September 2013 back to the Yasawas - In the Footsteps of Brook Shields
Flying in from Tonga.
I had forgotten how friendly the Fijians are, and how wearing it is playing games of guess which country I'm from in reply to the inevitable question. They never seem to think of England as a possibility. On the ferry, partly retracing last year's steps (or should I say wake?) through the volcanic Yasawa Islands. Chatting to an American guy who runs the/a university in Tonga. He offers me a job teaching psychology there. Out to Nanuya Lailai, actual scene for The Blue Lagoon this time. The water is indeed blue, more ultramarine tahn azure, with swirls of jade. It's stunning and I'm not complaining.I have a typical lofty roofed wooden Fijian house, a bure; it has great views across the lagoon and I indulge in my last South Pacific sunsets.
The Blue Lagoon - Snorkelling and Snakes

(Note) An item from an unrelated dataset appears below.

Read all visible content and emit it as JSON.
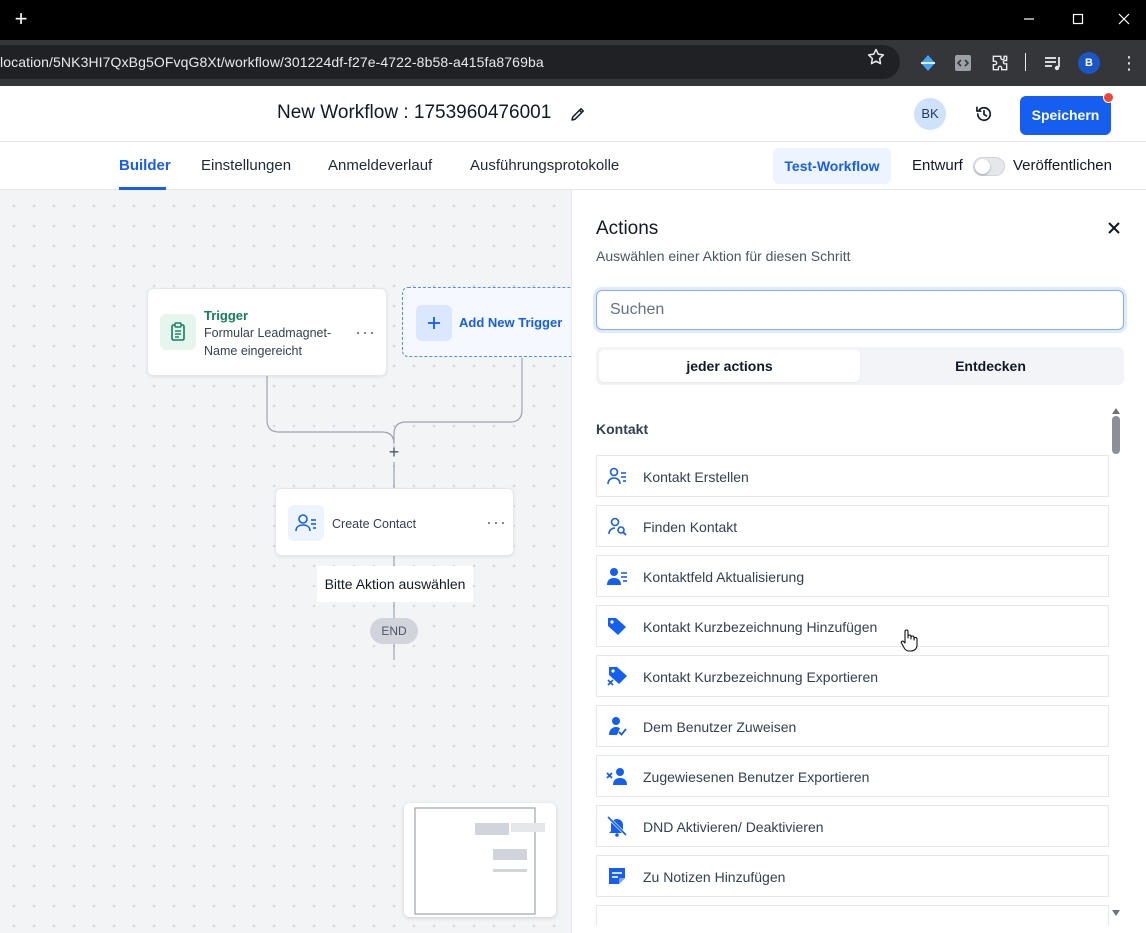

One of the reasons I returned to Fiji was because the snorkelling was so good last year on the inner islands. This does not disappoint, the coral is far superior to anywhere else on this trip and I go out in a boat and then zoom up and down the reef off the beach at low tide and then high tide till I go all wrinkly. I've been trying out my new Olympus Tough underwater camera, with some success. The visibility is good, but attempting to capture images of fish is a little trying. They zip about far too quickly and if I do catch one off guard then you can guarantee that the current will waft me away. Nevertheless, there is one patch with several shoals of them all intermingling. Great photos, though the fish clearly expect to get fed at this spot and in their disappointment several decide to nip me instead. As someone then shouts out ' sea snake behind you' retreat seems expedient. It's a krait- highly poisonous, though they are considered very docile and have tiny fangs. Even a small venomous bite doesn't sound that appealing.
Round the Island
A farewell snorkel, trying not to think about snakes, and then a challenge, while I wait for the boat back to the mainland. A round the island walk billed at an hour and a half sounds just the ticket. It's low tide so the staff say it will all be passable. They don't tell me about all the lava I have to scramble over, or the yapping dogs that will accompany me or the swampy mangroves I have to wade through with ominous squidging beneath. They would have told me if there was sinking sand. Wouldn't they? And all the time hoping I'm not going to get lost. I don't want to miss the boat. I keep telling myself that you can't get lost going anti clockwise round an island. I hope. In the event I make it in record time, scurrying along like the crabs.
Next stop Vancouver.